▶ [TASK ITEM] Could you copy each line of the listing that holds "name"?

※ ※ ※

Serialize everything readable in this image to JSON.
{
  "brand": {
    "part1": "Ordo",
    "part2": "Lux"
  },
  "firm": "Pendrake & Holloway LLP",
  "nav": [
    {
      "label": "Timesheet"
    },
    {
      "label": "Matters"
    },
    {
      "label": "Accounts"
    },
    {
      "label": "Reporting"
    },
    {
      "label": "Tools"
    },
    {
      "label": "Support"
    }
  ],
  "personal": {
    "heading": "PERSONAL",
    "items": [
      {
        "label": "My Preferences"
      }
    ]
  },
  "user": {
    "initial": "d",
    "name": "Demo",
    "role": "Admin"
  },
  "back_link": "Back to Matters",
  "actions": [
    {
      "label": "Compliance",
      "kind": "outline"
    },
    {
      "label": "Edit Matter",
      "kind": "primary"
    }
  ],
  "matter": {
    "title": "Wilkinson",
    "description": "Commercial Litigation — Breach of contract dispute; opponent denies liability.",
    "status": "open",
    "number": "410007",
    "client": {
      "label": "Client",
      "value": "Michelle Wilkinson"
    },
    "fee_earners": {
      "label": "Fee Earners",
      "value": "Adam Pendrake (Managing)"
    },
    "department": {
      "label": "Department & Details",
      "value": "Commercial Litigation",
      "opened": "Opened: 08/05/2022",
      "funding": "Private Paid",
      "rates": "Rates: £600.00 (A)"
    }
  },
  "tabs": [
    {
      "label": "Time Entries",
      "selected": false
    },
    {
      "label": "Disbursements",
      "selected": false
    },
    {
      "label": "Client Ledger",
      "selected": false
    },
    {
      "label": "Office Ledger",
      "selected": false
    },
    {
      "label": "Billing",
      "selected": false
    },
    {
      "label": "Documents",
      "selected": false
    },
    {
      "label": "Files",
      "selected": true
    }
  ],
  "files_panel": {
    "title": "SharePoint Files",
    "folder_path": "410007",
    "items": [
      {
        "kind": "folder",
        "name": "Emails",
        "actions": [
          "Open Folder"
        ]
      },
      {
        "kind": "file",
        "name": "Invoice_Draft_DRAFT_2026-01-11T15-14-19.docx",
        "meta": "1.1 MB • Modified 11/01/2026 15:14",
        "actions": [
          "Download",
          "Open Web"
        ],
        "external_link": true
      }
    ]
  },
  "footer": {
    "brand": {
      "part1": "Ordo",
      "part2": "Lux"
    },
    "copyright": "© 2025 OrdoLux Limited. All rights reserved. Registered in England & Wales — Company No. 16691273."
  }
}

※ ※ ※

▶ [THE COMPLETED TASK]
    "name": "Demo",
        "name": "Emails",
        "name": "Invoice_Draft_DRAFT_2026-01-11T15-14-19.docx",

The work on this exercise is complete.